Exercise requirements:
Report only the number of lines that contain the string "sera" in the records below.

+---+

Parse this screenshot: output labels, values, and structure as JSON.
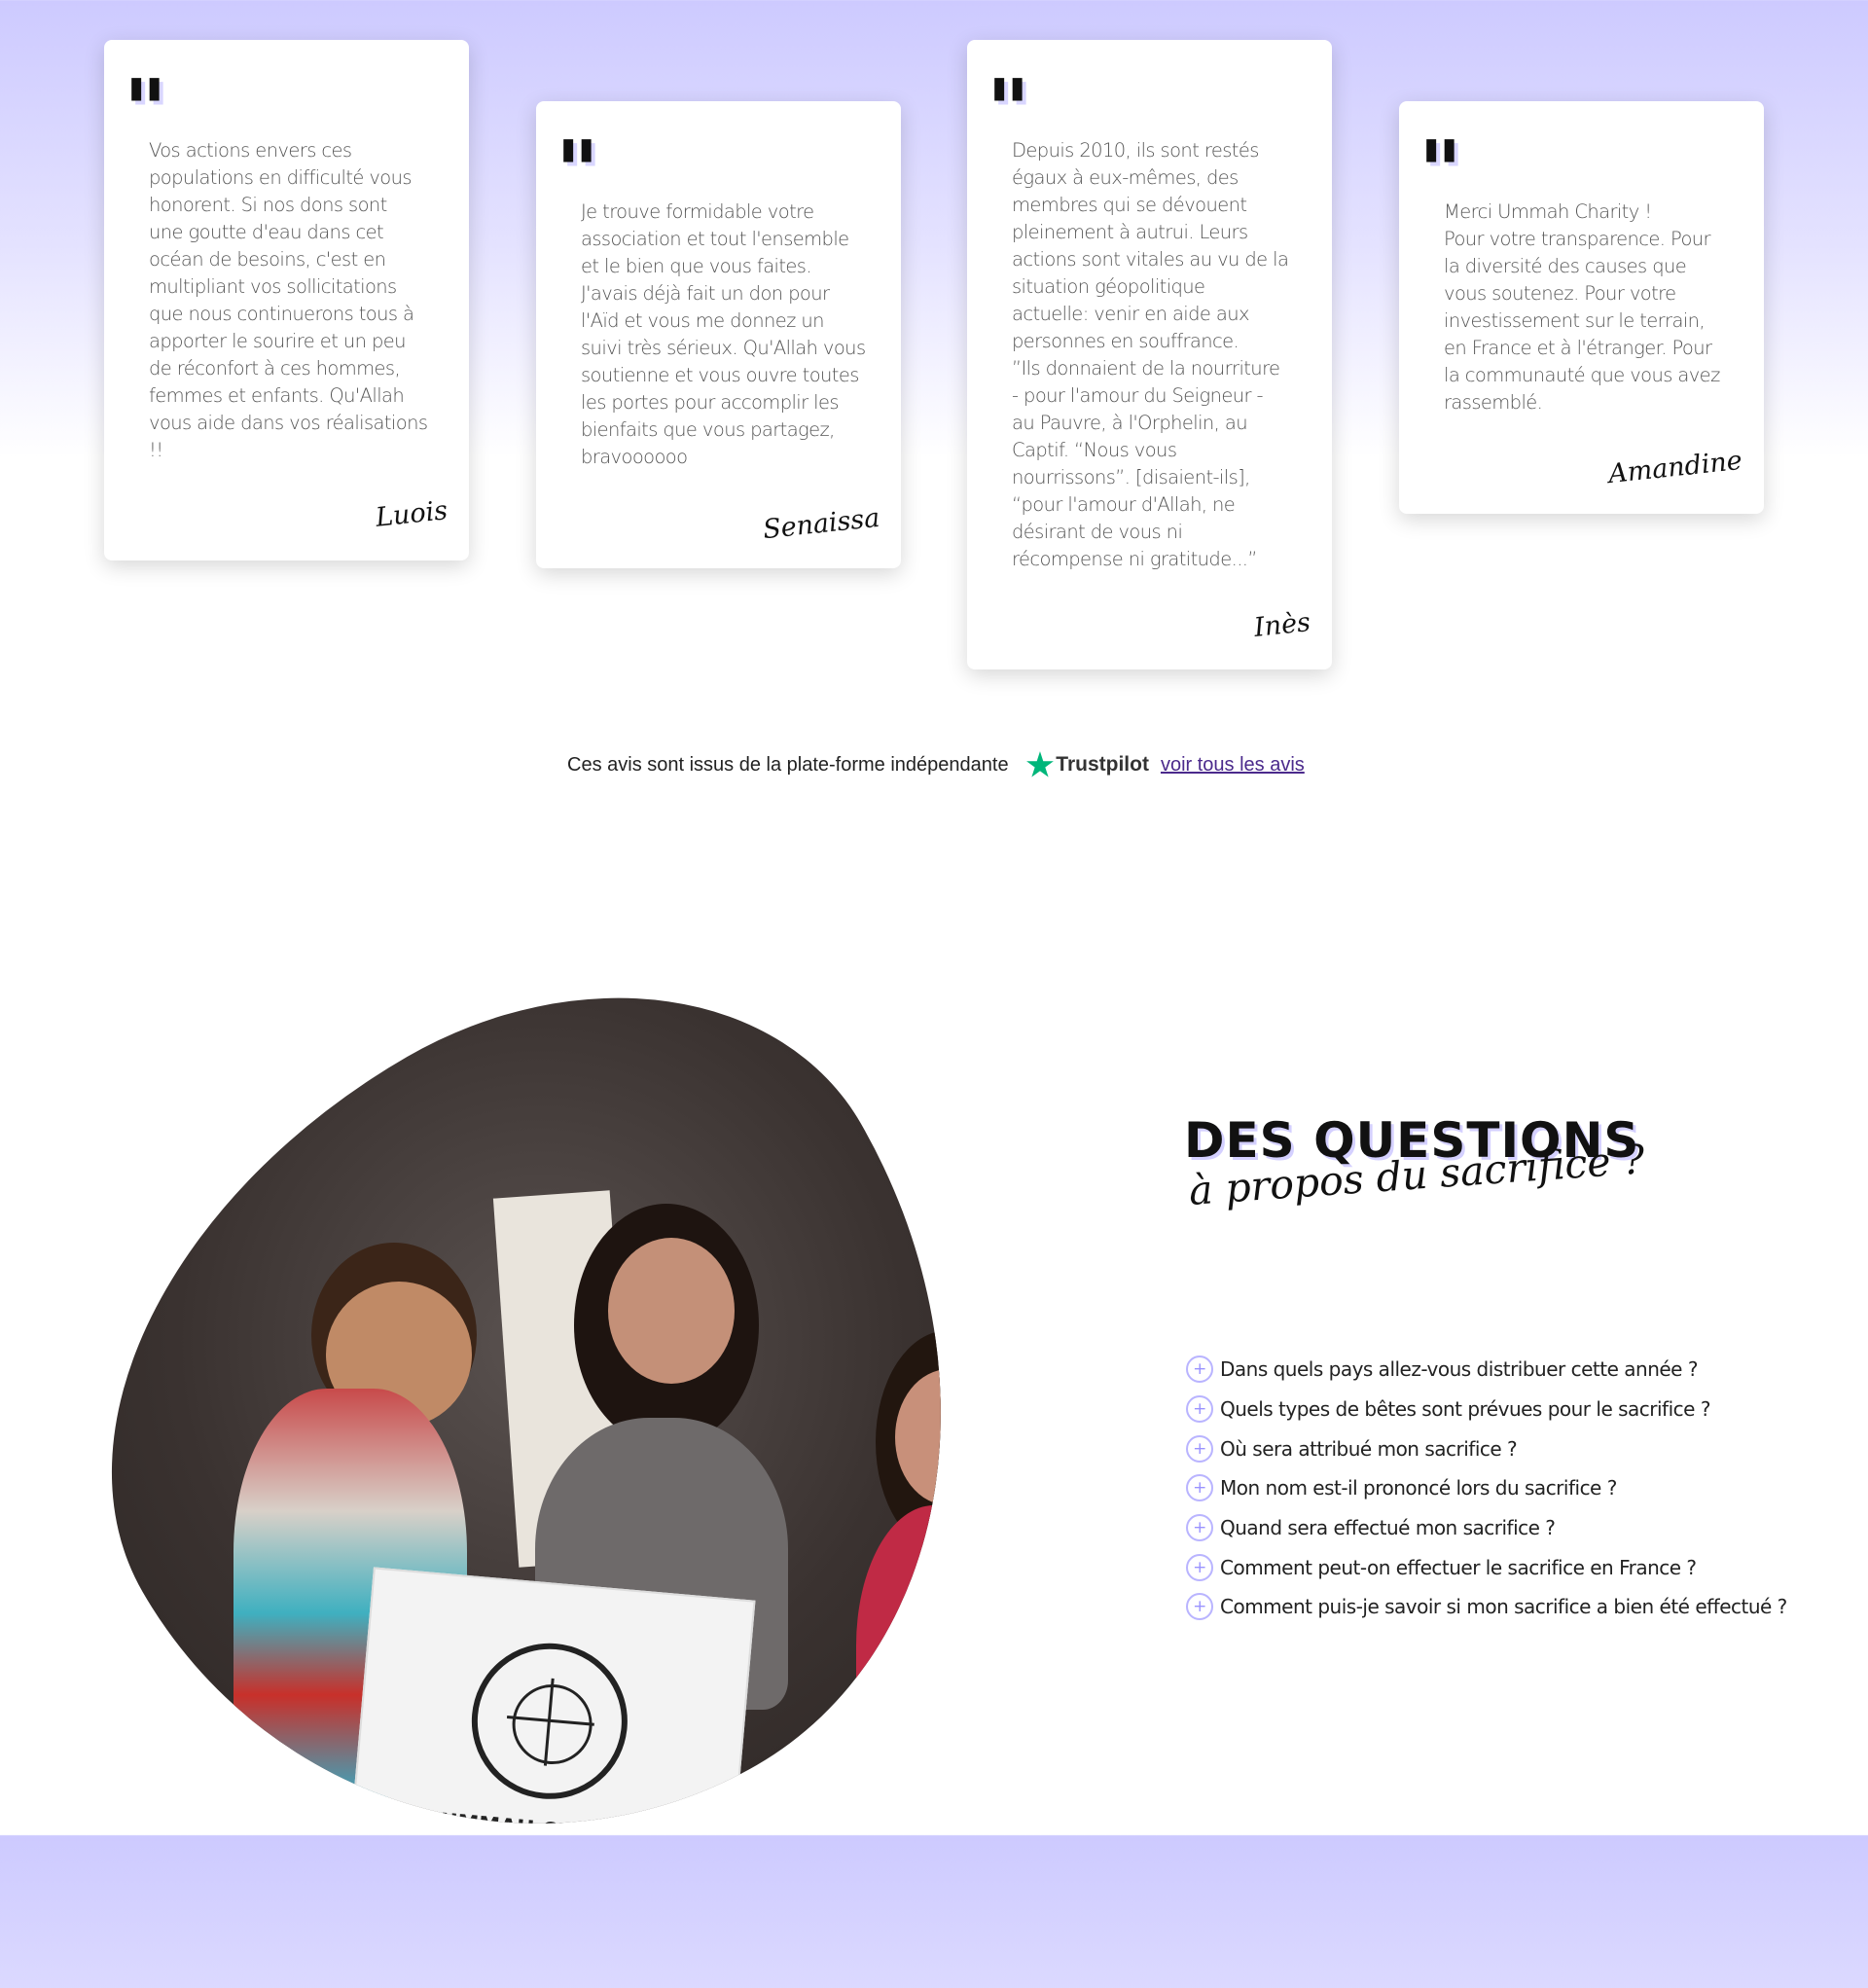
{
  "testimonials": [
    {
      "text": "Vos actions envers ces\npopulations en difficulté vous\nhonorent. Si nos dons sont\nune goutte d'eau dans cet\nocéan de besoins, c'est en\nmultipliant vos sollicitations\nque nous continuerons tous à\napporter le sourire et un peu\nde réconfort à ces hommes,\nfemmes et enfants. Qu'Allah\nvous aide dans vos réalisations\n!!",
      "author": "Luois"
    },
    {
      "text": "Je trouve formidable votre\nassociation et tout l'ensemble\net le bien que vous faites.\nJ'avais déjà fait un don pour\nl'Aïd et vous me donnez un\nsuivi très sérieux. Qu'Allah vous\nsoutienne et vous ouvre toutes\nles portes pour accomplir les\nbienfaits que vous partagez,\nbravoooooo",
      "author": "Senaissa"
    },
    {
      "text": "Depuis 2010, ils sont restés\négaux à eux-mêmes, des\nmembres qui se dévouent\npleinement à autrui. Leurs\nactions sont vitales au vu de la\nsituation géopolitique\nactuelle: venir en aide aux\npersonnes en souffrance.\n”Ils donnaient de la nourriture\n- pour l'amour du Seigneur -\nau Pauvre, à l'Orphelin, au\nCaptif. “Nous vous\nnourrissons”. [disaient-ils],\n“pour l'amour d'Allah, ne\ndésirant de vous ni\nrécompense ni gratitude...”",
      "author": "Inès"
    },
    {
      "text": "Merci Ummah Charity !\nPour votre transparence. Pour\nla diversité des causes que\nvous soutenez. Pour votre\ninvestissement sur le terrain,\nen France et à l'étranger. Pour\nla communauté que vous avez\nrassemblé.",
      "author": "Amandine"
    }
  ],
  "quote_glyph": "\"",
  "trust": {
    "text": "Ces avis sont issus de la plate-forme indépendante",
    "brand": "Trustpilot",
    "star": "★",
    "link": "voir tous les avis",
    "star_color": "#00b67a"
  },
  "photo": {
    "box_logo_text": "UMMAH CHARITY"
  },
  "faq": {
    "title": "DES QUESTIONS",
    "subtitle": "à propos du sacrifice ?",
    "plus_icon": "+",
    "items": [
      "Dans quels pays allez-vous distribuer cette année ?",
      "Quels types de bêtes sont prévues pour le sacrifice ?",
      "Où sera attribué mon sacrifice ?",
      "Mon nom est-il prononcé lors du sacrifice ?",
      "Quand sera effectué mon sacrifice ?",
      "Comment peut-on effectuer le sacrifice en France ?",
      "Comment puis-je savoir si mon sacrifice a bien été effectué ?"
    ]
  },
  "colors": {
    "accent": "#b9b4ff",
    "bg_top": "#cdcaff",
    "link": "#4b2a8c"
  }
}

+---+

Solution for this exercise:
2